I've long been a fan of the rock band Aerosmith, and I've long liked its lead singer Steven Tyler, no time more so than recent stories about the graceful way he handled a wheelchair-bound woman as one of the talent judges of American Idol. Though long regarded as Rolling Stones knockoffs -- Tyler's autobiography arrives in the wake of Keith Richards' widely acclaimed Life -- Aerosmith was responsible for some of the memorable songs of the 1970s: "Dream On," "Sweet Emotion," and, of course, "Walk this Way," which received a new lease on life when it became a hip-hop hit for Run DMC in 1985.

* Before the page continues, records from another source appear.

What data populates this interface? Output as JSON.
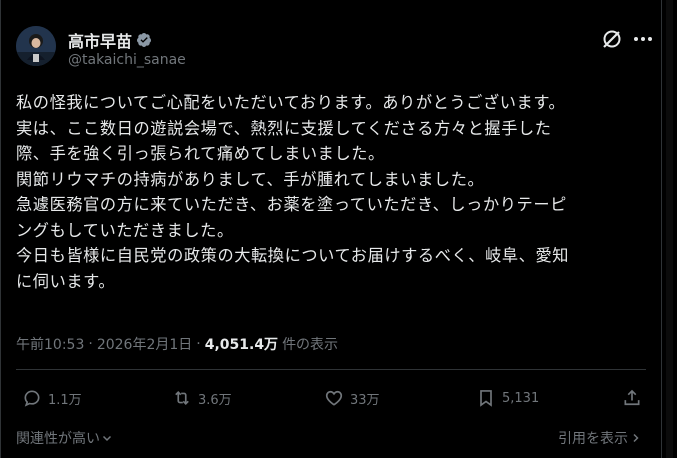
{
  "author": {
    "name": "高市早苗",
    "handle": "@takaichi_sanae",
    "avatar_icon": "profile-photo-avatar",
    "verified_icon": "verified-badge-icon",
    "verified_color": "#8b98a5"
  },
  "header_actions": {
    "grok_icon": "grok-icon",
    "more_icon": "more-dots-icon"
  },
  "post": {
    "lines": [
      "私の怪我についてご心配をいただいております。ありがとうございます。",
      "実は、ここ数日の遊説会場で、熱烈に支援してくださる方々と握手した",
      "際、手を強く引っ張られて痛めてしまいました。",
      "関節リウマチの持病がありまして、手が腫れてしまいました。",
      "急遽医務官の方に来ていただき、お薬を塗っていただき、しっかりテーピ",
      "ングもしていただきました。",
      "今日も皆様に自民党の政策の大転換についてお届けするべく、岐阜、愛知",
      "に伺います。"
    ],
    "time": "午前10:53",
    "date": "2026年2月1日",
    "views_count": "4,051.4万",
    "views_label": "件の表示"
  },
  "actions": {
    "reply_count": "1.1万",
    "repost_count": "3.6万",
    "like_count": "33万",
    "bookmark_count": "5,131"
  },
  "footer": {
    "sort_label": "関連性が高い",
    "quote_label": "引用を表示"
  },
  "colors": {
    "background": "#000000",
    "text_primary": "#e7e9ea",
    "text_secondary": "#71767b",
    "divider": "#2f3336"
  }
}
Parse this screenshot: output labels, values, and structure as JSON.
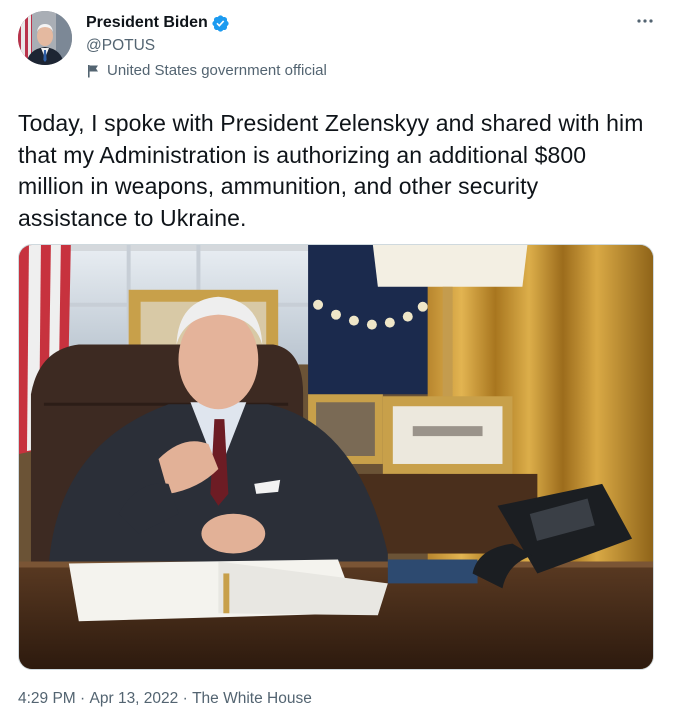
{
  "author": {
    "display_name": "President Biden",
    "handle": "@POTUS",
    "verified_icon": "verified-badge",
    "label": "United States government official"
  },
  "tweet": {
    "text": "Today, I spoke with President Zelenskyy and shared with him that my Administration is authorizing an additional $800 million in weapons, ammunition, and other security assistance to Ukraine."
  },
  "meta": {
    "time": "4:29 PM",
    "separator": " · ",
    "date": "Apr 13, 2022",
    "source": "The White House"
  },
  "colors": {
    "text": "#0f1419",
    "secondary": "#536471",
    "verified": "#1d9bf0"
  }
}
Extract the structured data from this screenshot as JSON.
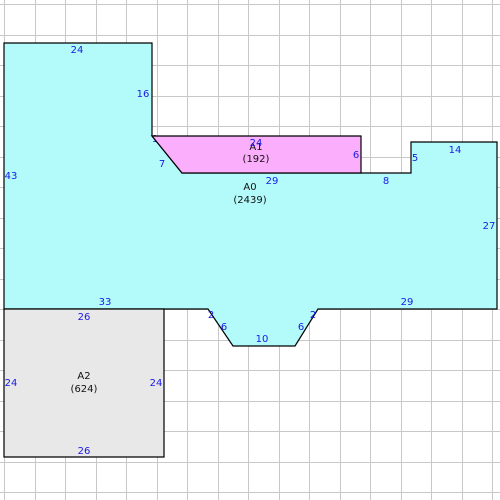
{
  "colors": {
    "background": "#ffffff",
    "grid": "#c8c8c8",
    "outline": "#000000",
    "dimension_text": "#1a1ae6",
    "room_text": "#111111"
  },
  "rooms": [
    {
      "id": "a0",
      "name": "A0",
      "area": "(2439)",
      "fill": "#b3fbfb",
      "dimensions": [
        "24",
        "16",
        "1",
        "7",
        "29",
        "8",
        "5",
        "14",
        "27",
        "29",
        "2",
        "6",
        "10",
        "6",
        "2",
        "33",
        "43"
      ]
    },
    {
      "id": "a1",
      "name": "A1",
      "area": "(192)",
      "fill": "#fbaefb",
      "dimensions": [
        "24",
        "6"
      ]
    },
    {
      "id": "a2",
      "name": "A2",
      "area": "(624)",
      "fill": "#e8e8e8",
      "dimensions": [
        "26",
        "24",
        "24",
        "26"
      ]
    }
  ]
}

After struggling with drug and alcohol addictions, Tyler and his bandmates enjoyed a renaissance with a string of pop hits in beginning in the late 1980s, greatly aided by some classic MTV videos (like "Crazy," starring Liv Tyler, a daughter from one of his three marriages), and had a #1 hit in 1998 with "I Don't Want to Miss a Thing." In recent years, the term "rock star" has become a metaphorical term for someone who's celebrated in his field. But back in the day when rock was king, Tyler was a bona fide rock star, and a title he's riding into a celebrity retirement.
For a while, the noise in Tyler's head didn't bother me at all. You understand going into a book like this that you can't expect a carefully sequenced story line, much less self-aware appraisals, though it's a bit disappointing that Rolling Stone veteran and co-writer David Dalton couldn't impose more order on the material. I was charmed by Tyler's recollections of his summers in New Hampshire and his teen years in Yonkers, New York, though it would have been nice if he had explained his father was a music teacher a chapter or two before he did, for example. I particularly liked Tyler's description of his day-to-day life on tour, which gives readers a glimpse of the intriguing rhythm of a performing career and how different it is from most workaday routines. Tyler mentions blowing through a million dollars on hotel bills on a typical tour, and the millions of dollars that went up his nose. Knowing more about his relationship to the business as he experienced it would have been interesting, as would more details on songwriting and fewer excerpts from his largely forgettable lyrics.
But after a while the pleasures wear thin. Particularly because they're crowded in with a whole lot of narcissism: Tyler's laments about how his bandmates don't understand his constructive advice, how his wives don't understand his need for additional female companionship, how his managers and therapists don't understand his addictions, and so on. His children seem to wander in and out of the narrative like groupies. And the accounts of his various physical ailments and operations make you long for the good old days of youthful self-indulgent excess.
Actually, I thought the most arresting material in the Does the Noise in My Head Bother You? was ancillary, notably its many photos. I bought the "enhanced edition" Kindle edition of the book, which came with a series of supplemental audio and video files. They include a clip of Tyler talking with Dalton, which gives one a pretty good idea about how the book took shape. They also include a series of brief videos with Tyler talking about aspects of his life and work. These were quite compelling; hearing his actual voice and watching his gestures was more vivid than words on a page (his words, anyway). I suspect that the autobiography makes for a pretty good audio book. I also suspect this package points the way toward the future of e-books as a medium, at least when intellectual property issues don't stand in the way of illustrative excerpts and clips as part of a written narrative.
In any case, print is not Tyler's medium. It cheers one to see him and hear him, not read him. Keep your day -- make that night -- job, Mr. Tyler. Rock on.
Jim Cullen teaches at the Ethical Culture Fieldston School in New York and is a book review editor at the History News Network.